Activity >>
What you give back must match the data exactly, minus the pictures.

The input >>
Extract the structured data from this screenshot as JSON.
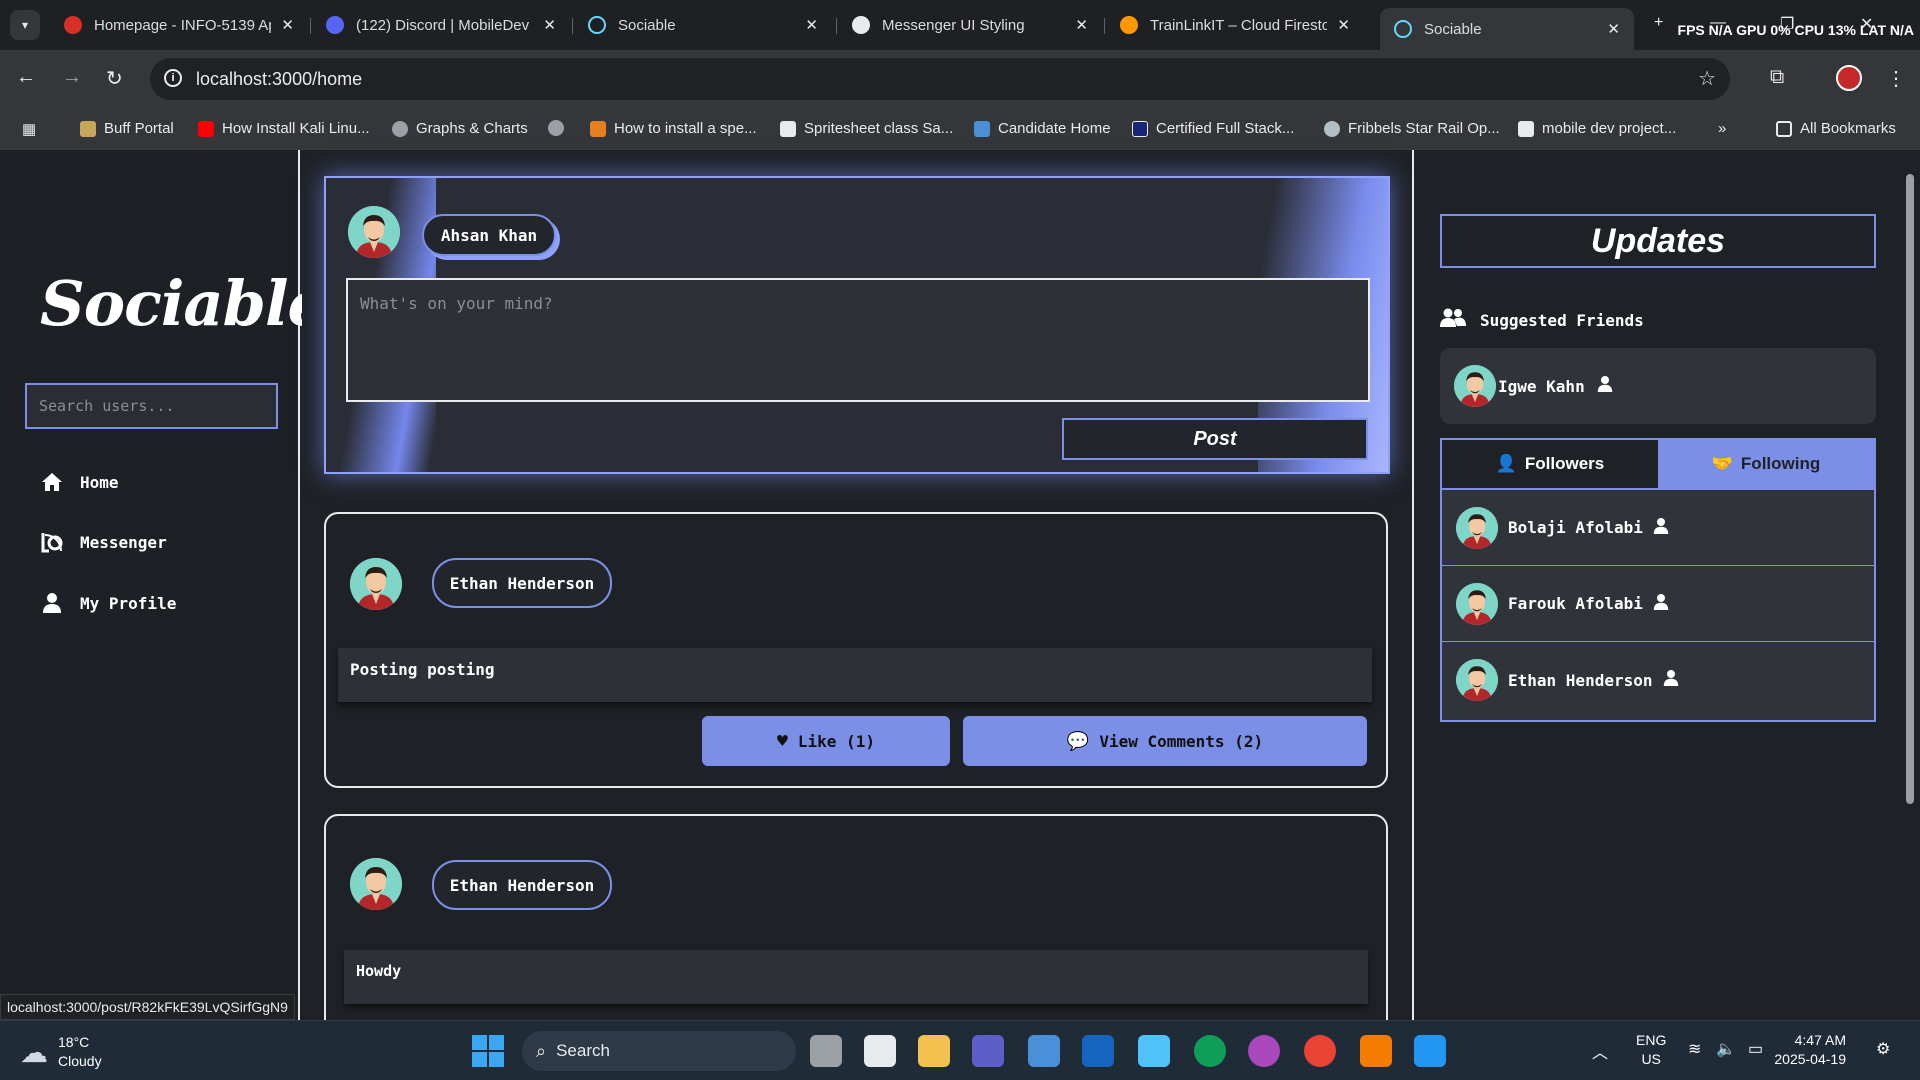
{
  "browser": {
    "tabs": [
      {
        "title": "Homepage - INFO-5139 Ap",
        "color": "#d93025"
      },
      {
        "title": "(122) Discord | MobileDev",
        "color": "#5865f2"
      },
      {
        "title": "Sociable",
        "color": "#61dafb"
      },
      {
        "title": "Messenger UI Styling",
        "color": "#e8eaed"
      },
      {
        "title": "TrainLinkIT – Cloud Firesto",
        "color": "#ff9800"
      },
      {
        "title": "Sociable",
        "color": "#61dafb"
      }
    ],
    "perf": "FPS N/A GPU 0% CPU 13% LAT N/A",
    "url": "localhost:3000/home",
    "bookmarks": [
      {
        "label": "Buff Portal",
        "color": "#c6a75a"
      },
      {
        "label": "How Install Kali Linu...",
        "color": "#ff0000"
      },
      {
        "label": "Graphs & Charts",
        "color": "#9aa0a6"
      },
      {
        "label": "",
        "color": "#9aa0a6"
      },
      {
        "label": "How to install a spe...",
        "color": "#e67e22"
      },
      {
        "label": "Spritesheet class Sa...",
        "color": "#e8eaed"
      },
      {
        "label": "Candidate Home",
        "color": "#4a90d9"
      },
      {
        "label": "Certified Full Stack...",
        "color": "#1a237e"
      },
      {
        "label": "Fribbels Star Rail Op...",
        "color": "#b0bec5"
      },
      {
        "label": "mobile dev project...",
        "color": "#e8eaed"
      }
    ],
    "all_bookmarks": "All Bookmarks",
    "status_url": "localhost:3000/post/R82kFkE39LvQSirfGgN9"
  },
  "sidebar": {
    "logo": "Sociable",
    "search_placeholder": "Search users...",
    "nav": [
      {
        "label": "Home",
        "icon": "home-icon"
      },
      {
        "label": "Messenger",
        "icon": "messenger-icon"
      },
      {
        "label": "My Profile",
        "icon": "user-icon"
      }
    ]
  },
  "composer": {
    "user": "Ahsan Khan",
    "placeholder": "What's on your mind?",
    "post_label": "Post"
  },
  "posts": [
    {
      "author": "Ethan Henderson",
      "content": "Posting posting",
      "like_label": "Like (1)",
      "comments_label": "View Comments (2)"
    },
    {
      "author": "Ethan Henderson",
      "content": "Howdy"
    }
  ],
  "updates": {
    "title": "Updates",
    "suggested_title": "Suggested Friends",
    "suggested": [
      {
        "name": "Igwe Kahn"
      }
    ],
    "tabs": {
      "followers": "Followers",
      "following": "Following"
    },
    "following": [
      {
        "name": "Bolaji Afolabi"
      },
      {
        "name": "Farouk Afolabi"
      },
      {
        "name": "Ethan Henderson"
      }
    ]
  },
  "taskbar": {
    "weather_temp": "18°C",
    "weather_desc": "Cloudy",
    "search_label": "Search",
    "lang": "ENG",
    "region": "US",
    "time": "4:47 AM",
    "date": "2025-04-19"
  },
  "colors": {
    "accent": "#7b8fe6",
    "background": "#1e2126"
  }
}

Expected answer >>
Extract the structured data from this screenshot as JSON.
{
  "browser": {
    "tabs": [
      {
        "title": "Homepage - INFO-5139 Ap",
        "color": "#d93025"
      },
      {
        "title": "(122) Discord | MobileDev",
        "color": "#5865f2"
      },
      {
        "title": "Sociable",
        "color": "#61dafb"
      },
      {
        "title": "Messenger UI Styling",
        "color": "#e8eaed"
      },
      {
        "title": "TrainLinkIT – Cloud Firesto",
        "color": "#ff9800"
      },
      {
        "title": "Sociable",
        "color": "#61dafb"
      }
    ],
    "perf": "FPS N/A GPU 0% CPU 13% LAT N/A",
    "url": "localhost:3000/home",
    "bookmarks": [
      {
        "label": "Buff Portal",
        "color": "#c6a75a"
      },
      {
        "label": "How Install Kali Linu...",
        "color": "#ff0000"
      },
      {
        "label": "Graphs & Charts",
        "color": "#9aa0a6"
      },
      {
        "label": "",
        "color": "#9aa0a6"
      },
      {
        "label": "How to install a spe...",
        "color": "#e67e22"
      },
      {
        "label": "Spritesheet class Sa...",
        "color": "#e8eaed"
      },
      {
        "label": "Candidate Home",
        "color": "#4a90d9"
      },
      {
        "label": "Certified Full Stack...",
        "color": "#1a237e"
      },
      {
        "label": "Fribbels Star Rail Op...",
        "color": "#b0bec5"
      },
      {
        "label": "mobile dev project...",
        "color": "#e8eaed"
      }
    ],
    "all_bookmarks": "All Bookmarks",
    "status_url": "localhost:3000/post/R82kFkE39LvQSirfGgN9"
  },
  "sidebar": {
    "logo": "Sociable",
    "search_placeholder": "Search users...",
    "nav": [
      {
        "label": "Home",
        "icon": "home-icon"
      },
      {
        "label": "Messenger",
        "icon": "messenger-icon"
      },
      {
        "label": "My Profile",
        "icon": "user-icon"
      }
    ]
  },
  "composer": {
    "user": "Ahsan Khan",
    "placeholder": "What's on your mind?",
    "post_label": "Post"
  },
  "posts": [
    {
      "author": "Ethan Henderson",
      "content": "Posting posting",
      "like_label": "Like (1)",
      "comments_label": "View Comments (2)"
    },
    {
      "author": "Ethan Henderson",
      "content": "Howdy"
    }
  ],
  "updates": {
    "title": "Updates",
    "suggested_title": "Suggested Friends",
    "suggested": [
      {
        "name": "Igwe Kahn"
      }
    ],
    "tabs": {
      "followers": "Followers",
      "following": "Following"
    },
    "following": [
      {
        "name": "Bolaji Afolabi"
      },
      {
        "name": "Farouk Afolabi"
      },
      {
        "name": "Ethan Henderson"
      }
    ]
  },
  "taskbar": {
    "weather_temp": "18°C",
    "weather_desc": "Cloudy",
    "search_label": "Search",
    "lang": "ENG",
    "region": "US",
    "time": "4:47 AM",
    "date": "2025-04-19"
  },
  "colors": {
    "accent": "#7b8fe6",
    "background": "#1e2126"
  }
}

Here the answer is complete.